Another measure that would help with eliminating fuel poverty is ending the price differential between pre-payment meters and direct debit. Prepayment customers represent just 15% of the domestic market, but account for over 30% of all fuel poor households.
A recent UK analysis shows that removing the price disparity between tariffs could lift between 95,000 (12%) and 181,000 (23%) of fuel poor prepayment customers out of fuel poverty and reduce the gap for the remainder. The widespread adoption of SMETS2 smart prepayment meters (Smart PPM) could deliver real competition in the prepayment market, driving down prices towards parity with direct debit payment.
The reduction in fuel poverty in Scotland is welcome, but there is still much to do when nearly a third of households remain in fuel poverty. This is the time to develop a new strategy and invest in energy efficiency.
There needs to be a radical rethink of the current energy system to squeeze out dirty fuels and accommodate emerging technologies.
That’s the conclusion of a recent Policy Exchange report that recommends the removal of several regulatory and policy barriers to create a level playing between cleaner and dirtier forms of electricity.

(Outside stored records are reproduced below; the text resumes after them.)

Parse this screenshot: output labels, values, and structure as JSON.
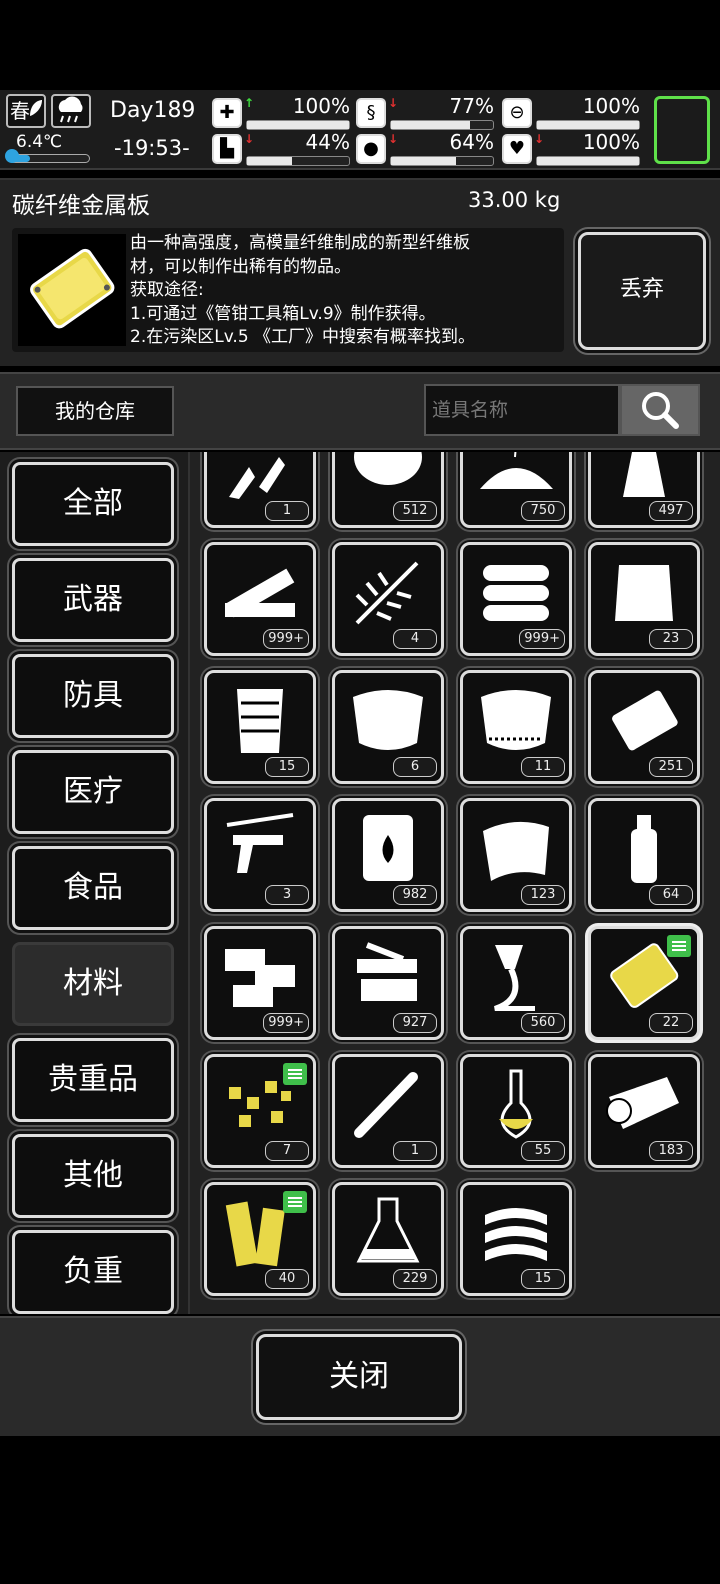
{
  "status": {
    "season": "春",
    "temperature": "6.4℃",
    "temperature_level": 0.26,
    "day": "Day189",
    "time": "-19:53-",
    "stats": [
      {
        "name": "health",
        "icon": "medkit-icon",
        "arrow": "up",
        "value": "100%",
        "level": 1.0
      },
      {
        "name": "hunger",
        "icon": "stomach-icon",
        "arrow": "down",
        "value": "77%",
        "level": 0.77
      },
      {
        "name": "sanity",
        "icon": "pill-icon",
        "arrow": "none",
        "value": "100%",
        "level": 1.0
      },
      {
        "name": "stamina",
        "icon": "boot-icon",
        "arrow": "down",
        "value": "44%",
        "level": 0.44
      },
      {
        "name": "thirst",
        "icon": "water-drop-icon",
        "arrow": "down",
        "value": "64%",
        "level": 0.64
      },
      {
        "name": "mood",
        "icon": "heart-icon",
        "arrow": "down",
        "value": "100%",
        "level": 1.0
      }
    ],
    "accent_green": "#5fe04a"
  },
  "item": {
    "name": "碳纤维金属板",
    "weight": "33.00 kg",
    "description_lines": [
      "由一种高强度，高模量纤维制成的新型纤维板",
      "材，可以制作出稀有的物品。",
      "获取途径:",
      "1.可通过《管钳工具箱Lv.9》制作获得。",
      "2.在污染区Lv.5 《工厂》中搜索有概率找到。"
    ],
    "discard_label": "丢弃"
  },
  "warehouse": {
    "button_label": "我的仓库",
    "search_placeholder": "道具名称"
  },
  "categories": [
    {
      "label": "全部",
      "active": false
    },
    {
      "label": "武器",
      "active": false
    },
    {
      "label": "防具",
      "active": false
    },
    {
      "label": "医疗",
      "active": false
    },
    {
      "label": "食品",
      "active": false
    },
    {
      "label": "材料",
      "active": true
    },
    {
      "label": "贵重品",
      "active": false
    },
    {
      "label": "其他",
      "active": false
    },
    {
      "label": "负重",
      "active": false
    }
  ],
  "items": [
    {
      "icon": "broken-glass-icon",
      "count": "1"
    },
    {
      "icon": "fur-ball-icon",
      "count": "512"
    },
    {
      "icon": "soil-pile-icon",
      "count": "750"
    },
    {
      "icon": "spray-bottle-icon",
      "count": "497"
    },
    {
      "icon": "wood-planks-icon",
      "count": "999+"
    },
    {
      "icon": "fern-leaves-icon",
      "count": "4"
    },
    {
      "icon": "logs-icon",
      "count": "999+"
    },
    {
      "icon": "sack-icon",
      "count": "23"
    },
    {
      "icon": "hide-striped-icon",
      "count": "15"
    },
    {
      "icon": "leather-hide-icon",
      "count": "6"
    },
    {
      "icon": "furry-hide-icon",
      "count": "11"
    },
    {
      "icon": "metal-plate-icon",
      "count": "251"
    },
    {
      "icon": "pistol-parts-icon",
      "count": "3"
    },
    {
      "icon": "fuel-barrel-icon",
      "count": "982"
    },
    {
      "icon": "sheet-metal-icon",
      "count": "123"
    },
    {
      "icon": "plastic-bottle-icon",
      "count": "64"
    },
    {
      "icon": "bricks-icon",
      "count": "999+"
    },
    {
      "icon": "machine-parts-icon",
      "count": "927"
    },
    {
      "icon": "glue-tube-icon",
      "count": "560"
    },
    {
      "icon": "carbon-fiber-plate-icon",
      "count": "22",
      "selected": true,
      "note": true,
      "color": "#e8d848"
    },
    {
      "icon": "gold-nuggets-icon",
      "count": "7",
      "note": true,
      "color": "#e8d848"
    },
    {
      "icon": "metal-rod-icon",
      "count": "1"
    },
    {
      "icon": "flask-icon",
      "count": "55",
      "color": "#e8d848"
    },
    {
      "icon": "rolled-cloth-icon",
      "count": "183"
    },
    {
      "icon": "gold-wood-icon",
      "count": "40",
      "note": true,
      "color": "#e8d848"
    },
    {
      "icon": "beaker-icon",
      "count": "229"
    },
    {
      "icon": "tape-roll-icon",
      "count": "15"
    }
  ],
  "close_label": "关闭"
}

The report’s author Richard Howard said: “Making the power system smarter will also mean it can provide cheaper and cleaner electricity. The current set of policies is encouraging a growth in dirty diesel generators – exacerbating air pollution in UK cities and towns. The Government needs to level the playing field to encourage the use of cleaner technologies such as demand response and storage. This approach is not only greener, but could also lead to savings worth £90 per household per year by 2030.”

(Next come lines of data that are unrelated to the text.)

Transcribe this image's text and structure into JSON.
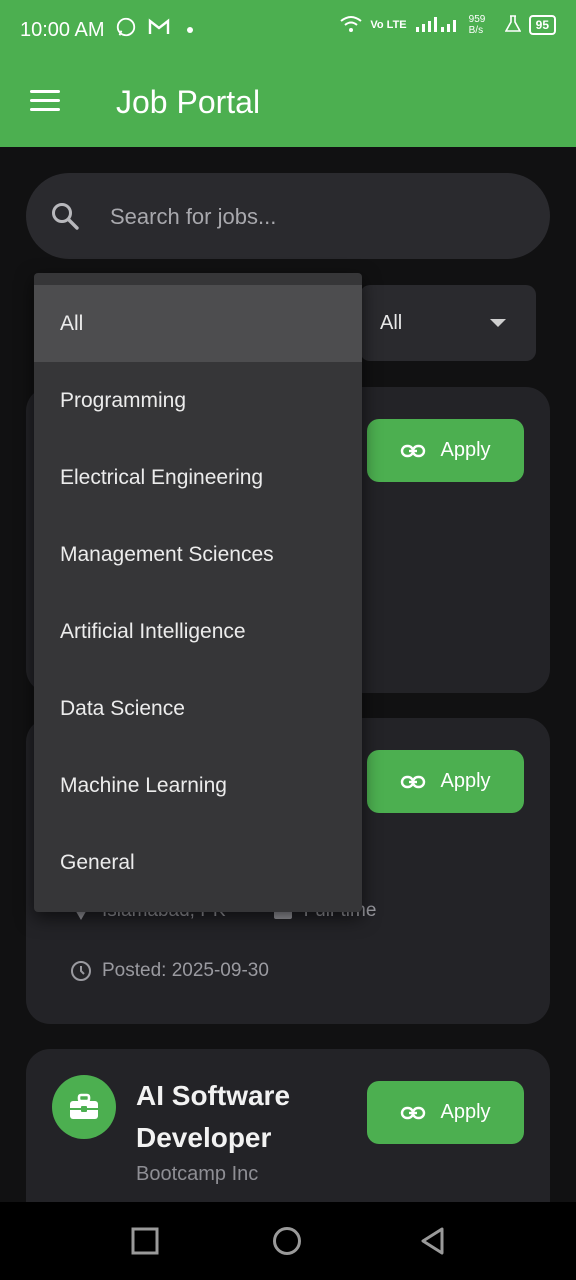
{
  "status_bar": {
    "time": "10:00 AM",
    "network": "Vo LTE",
    "speed": "959 B/s",
    "battery": "95"
  },
  "app_bar": {
    "title": "Job Portal"
  },
  "search": {
    "placeholder": "Search for jobs..."
  },
  "filters": {
    "second_value": "All"
  },
  "category_menu": {
    "selected": "All",
    "items": [
      "All",
      "Programming",
      "Electrical Engineering",
      "Management Sciences",
      "Artificial Intelligence",
      "Data Science",
      "Machine Learning",
      "General"
    ]
  },
  "jobs": [
    {
      "apply_label": "Apply"
    },
    {
      "apply_label": "Apply",
      "location": "Islamabad, PK",
      "type": "Full-time",
      "posted": "Posted: 2025-09-30"
    },
    {
      "apply_label": "Apply",
      "title": "AI Software Developer",
      "company": "Bootcamp Inc"
    }
  ],
  "colors": {
    "accent": "#4caf50",
    "background": "#111112",
    "card": "#232327",
    "menu": "#363638"
  }
}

The report recommends a number of measures including the regulation of polluting diesel generators through carbon taxes and a review of the Capacity Market to ensure that technologies such as storage and demand response are able to access longer contracts. It also urges regulatory changes to remove the ‘double charging’ of environmental levies on storage, and it argues that Distributed Network Operators (DNOs) are outdated models which should be considering emerging technologies for better network management.

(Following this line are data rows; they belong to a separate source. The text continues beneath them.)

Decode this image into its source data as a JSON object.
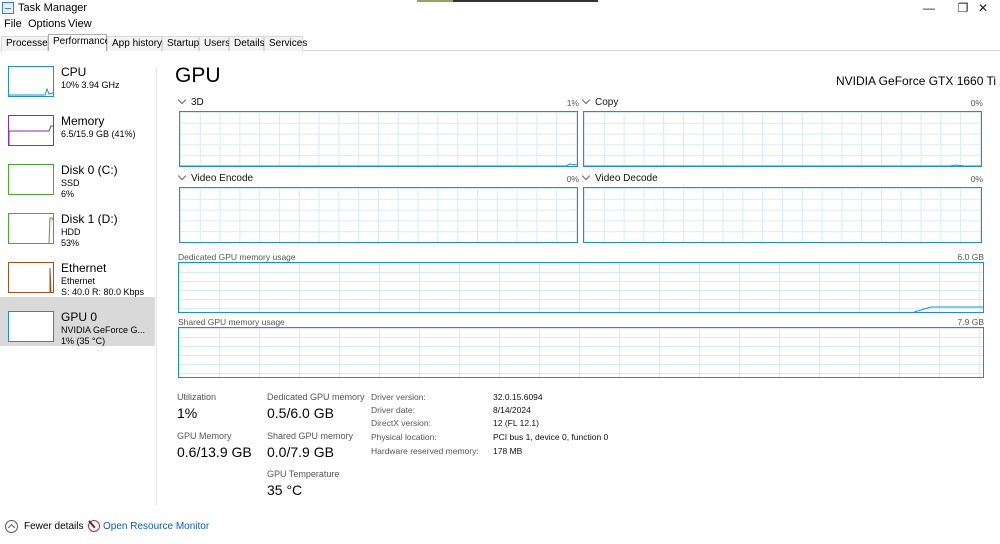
{
  "window": {
    "title": "Task Manager",
    "minimize_glyph": "—",
    "maximize_glyph": "❐",
    "close_glyph": "✕"
  },
  "menu": [
    "File",
    "Options",
    "View"
  ],
  "tabs": [
    "Processes",
    "Performance",
    "App history",
    "Startup",
    "Users",
    "Details",
    "Services"
  ],
  "active_tab": "Performance",
  "sidebar": [
    {
      "title": "CPU",
      "line1": "10% 3.94 GHz",
      "line2": "",
      "color": "#1e8fc9"
    },
    {
      "title": "Memory",
      "line1": "6.5/15.9 GB (41%)",
      "line2": "",
      "color": "#8b2fa3"
    },
    {
      "title": "Disk 0 (C:)",
      "line1": "SSD",
      "line2": "6%",
      "color": "#4aa82c"
    },
    {
      "title": "Disk 1 (D:)",
      "line1": "HDD",
      "line2": "53%",
      "color": "#4aa82c"
    },
    {
      "title": "Ethernet",
      "line1": "Ethernet",
      "line2": "S: 40.0  R: 80.0 Kbps",
      "color": "#a7511c"
    },
    {
      "title": "GPU 0",
      "line1": "NVIDIA GeForce G...",
      "line2": "1% (35 °C)",
      "color": "#1e8fc9"
    }
  ],
  "selected_sidebar": "GPU 0",
  "main": {
    "title": "GPU",
    "gpu_name": "NVIDIA GeForce GTX 1660 Ti",
    "engines": [
      {
        "name": "3D",
        "percent": "1%"
      },
      {
        "name": "Copy",
        "percent": "0%"
      },
      {
        "name": "Video Encode",
        "percent": "0%"
      },
      {
        "name": "Video Decode",
        "percent": "0%"
      }
    ],
    "dedicated": {
      "label": "Dedicated GPU memory usage",
      "max": "6.0 GB"
    },
    "shared": {
      "label": "Shared GPU memory usage",
      "max": "7.9 GB"
    }
  },
  "stats": {
    "utilization": {
      "label": "Utilization",
      "value": "1%"
    },
    "dedicated_memory": {
      "label": "Dedicated GPU memory",
      "value": "0.5/6.0 GB"
    },
    "gpu_memory": {
      "label": "GPU Memory",
      "value": "0.6/13.9 GB"
    },
    "shared_memory": {
      "label": "Shared GPU memory",
      "value": "0.0/7.9 GB"
    },
    "temperature": {
      "label": "GPU Temperature",
      "value": "35 °C"
    }
  },
  "details": [
    {
      "key": "Driver version:",
      "value": "32.0.15.6094"
    },
    {
      "key": "Driver date:",
      "value": "8/14/2024"
    },
    {
      "key": "DirectX version:",
      "value": "12 (FL 12.1)"
    },
    {
      "key": "Physical location:",
      "value": "PCI bus 1, device 0, function 0"
    },
    {
      "key": "Hardware reserved memory:",
      "value": "178 MB"
    }
  ],
  "footer": {
    "fewer_details": "Fewer details",
    "resource_monitor": "Open Resource Monitor"
  },
  "colors": {
    "gpu_line": "#1e8fc9",
    "grid": "#d6ebf6",
    "selected_bg": "#d9d9d9",
    "link": "#0a5db8"
  }
}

In the longer-term, the report makes the case for a major reform of the wholesale power market, and a simplification and major overhaul of balancing services managed by National Grid.
This report reflects other calls for system change to incentivise energy storage and demand response technologies.
The Energy and Climate Change Committee (ECC) urged the Government to redesign its Capacity Market to give the market a “clear signal” that demand response capacity is a preferred option to diesel generation plants, and address the regulatory barriers faced by energy storage.
The National Grid’s latest Winter Outlook report highlighted the potential for demand response measures to keep the system balanced during the winter months. A separate ECIU study concluded that an increased uptake of demand response would help to keep the system balanced and cut the cost of national energy security.
The management consultancy Baringa has warned that the market must learn lessons from the unexpected adoption of photovoltaics to ensure it is “not playing catch up again” with the right market arrangements. They said: “Technology is a key enabler in the energy system. The pace of technological innovation is greater than ever and there are new solutions being developed all the time. But their success will depend on the UK energy market’s ability to respond to these quickly.”
This is a timely debate just as the UK government released its long-awaited call for evidence on the transition to a smart and flexible energy system, which focuses on how to create the right market framework for energy storage. It remains to be seen if they are listening.